As for the pitching staff, there are five rotation spots to fill, and the Yankees are planning to have 26-year-old Masahiro Tanaka, 26-year-old Michael Pineda, and 25-year-old Eovaldi occupy three of them in 2015. Ivan Nova, who turns 28 in two weeks, will return from elbow reconstruction at midseason to join them. The other rotation spots are slated to go to 34-year-old CC Sabathia and 36-year-old Chris Capuano. The team is locked into Sabathia because of his contract, which is in the back end portion of the “we want the elite years up front and will live with the ugliness on the back end” model, but Capuano is a depth arm on a low-cost one-year contract. In-house replacement starter options include 20-somethings Bryan Mitchell and Jose DePaula.

The Yankees currently have 20 pitchers on the 40-man roster and only four are age 28 or older: Sabathia, Capuano, Andrew Miller, and Esmil Rogers. (Nova’s two weeks from joining them.) Of those four, only Miller is expected to be a significant factor next year. Sabathia’s a wait-and-see guy after knee surgery while Rogers is another low-cost depth pitcher like Capuano. After Miller and Rogers, the oldest pitchers in the projected bullpen are 27-year-olds Adam Warren and Justin Wilson, who were born a week apart. Given Sabathia’s health and Capuano’s disposability, there might actually be a point next summer when the only pitcher on the active roster not in his 20s is Miller, who turns 30 in May. Wouldn’t that be something?

Now, here’s where it gets tricky: getting younger doesn’t automatically mean getting better. It’s quite risky, actually. We have very little idea of what Gregorius can contribute across a full season and even less about what Pirela and Refsnyder can provide. Kuroda had his worst season as a Yankee in 2014, but if Eovaldi were to match his 3.71 ERA (3.60 FIP) in 199 innings next year, I feel like it would be considered a positive. Murphy as the young backup catcher is great … unless he plays like the 2012 version of Austin Romine, the team’s last young backup backstop. Young players and productive young players are two different animals.

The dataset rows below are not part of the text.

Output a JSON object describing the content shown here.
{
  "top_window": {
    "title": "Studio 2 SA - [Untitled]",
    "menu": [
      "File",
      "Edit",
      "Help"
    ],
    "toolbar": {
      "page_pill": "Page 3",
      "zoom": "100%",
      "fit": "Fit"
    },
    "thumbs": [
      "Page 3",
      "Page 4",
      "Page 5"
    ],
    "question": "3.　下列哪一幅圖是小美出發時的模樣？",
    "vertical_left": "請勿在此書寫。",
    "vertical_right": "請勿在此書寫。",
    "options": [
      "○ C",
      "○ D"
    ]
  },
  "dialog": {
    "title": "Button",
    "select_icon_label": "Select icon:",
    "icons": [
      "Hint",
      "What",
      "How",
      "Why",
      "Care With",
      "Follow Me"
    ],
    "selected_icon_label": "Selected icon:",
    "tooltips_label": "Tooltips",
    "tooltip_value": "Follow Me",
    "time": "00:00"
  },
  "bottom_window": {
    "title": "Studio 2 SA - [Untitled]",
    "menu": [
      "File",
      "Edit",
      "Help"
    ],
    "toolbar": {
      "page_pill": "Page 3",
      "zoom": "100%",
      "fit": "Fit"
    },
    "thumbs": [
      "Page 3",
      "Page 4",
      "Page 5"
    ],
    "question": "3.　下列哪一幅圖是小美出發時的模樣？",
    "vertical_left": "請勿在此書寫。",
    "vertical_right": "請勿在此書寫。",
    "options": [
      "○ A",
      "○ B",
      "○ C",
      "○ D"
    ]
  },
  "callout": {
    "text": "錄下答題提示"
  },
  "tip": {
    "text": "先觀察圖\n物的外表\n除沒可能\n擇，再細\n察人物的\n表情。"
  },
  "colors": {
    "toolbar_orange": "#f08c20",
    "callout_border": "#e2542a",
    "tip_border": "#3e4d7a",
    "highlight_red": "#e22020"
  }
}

Right now, the Yankees are looking for productive young players. They hope Gregorius and Refsnyder and Eovaldi can be those guys. Maybe they can be, maybe they can’t. The only way to find out is to let them play. The Yankees are still going to be an older team in general next year, but the little bit of youth they do have is in the right spots. They are young at important up the middle positions and on the pitching staff. That’s where you want to have young players whose best years are still ahead of them. The Yankees are never going to tear it all down and rebuild. That’s not in their DNA. Instead, they’ve retooled this offseason by acquiring young players at key positions to carry them in 2015 and beyond.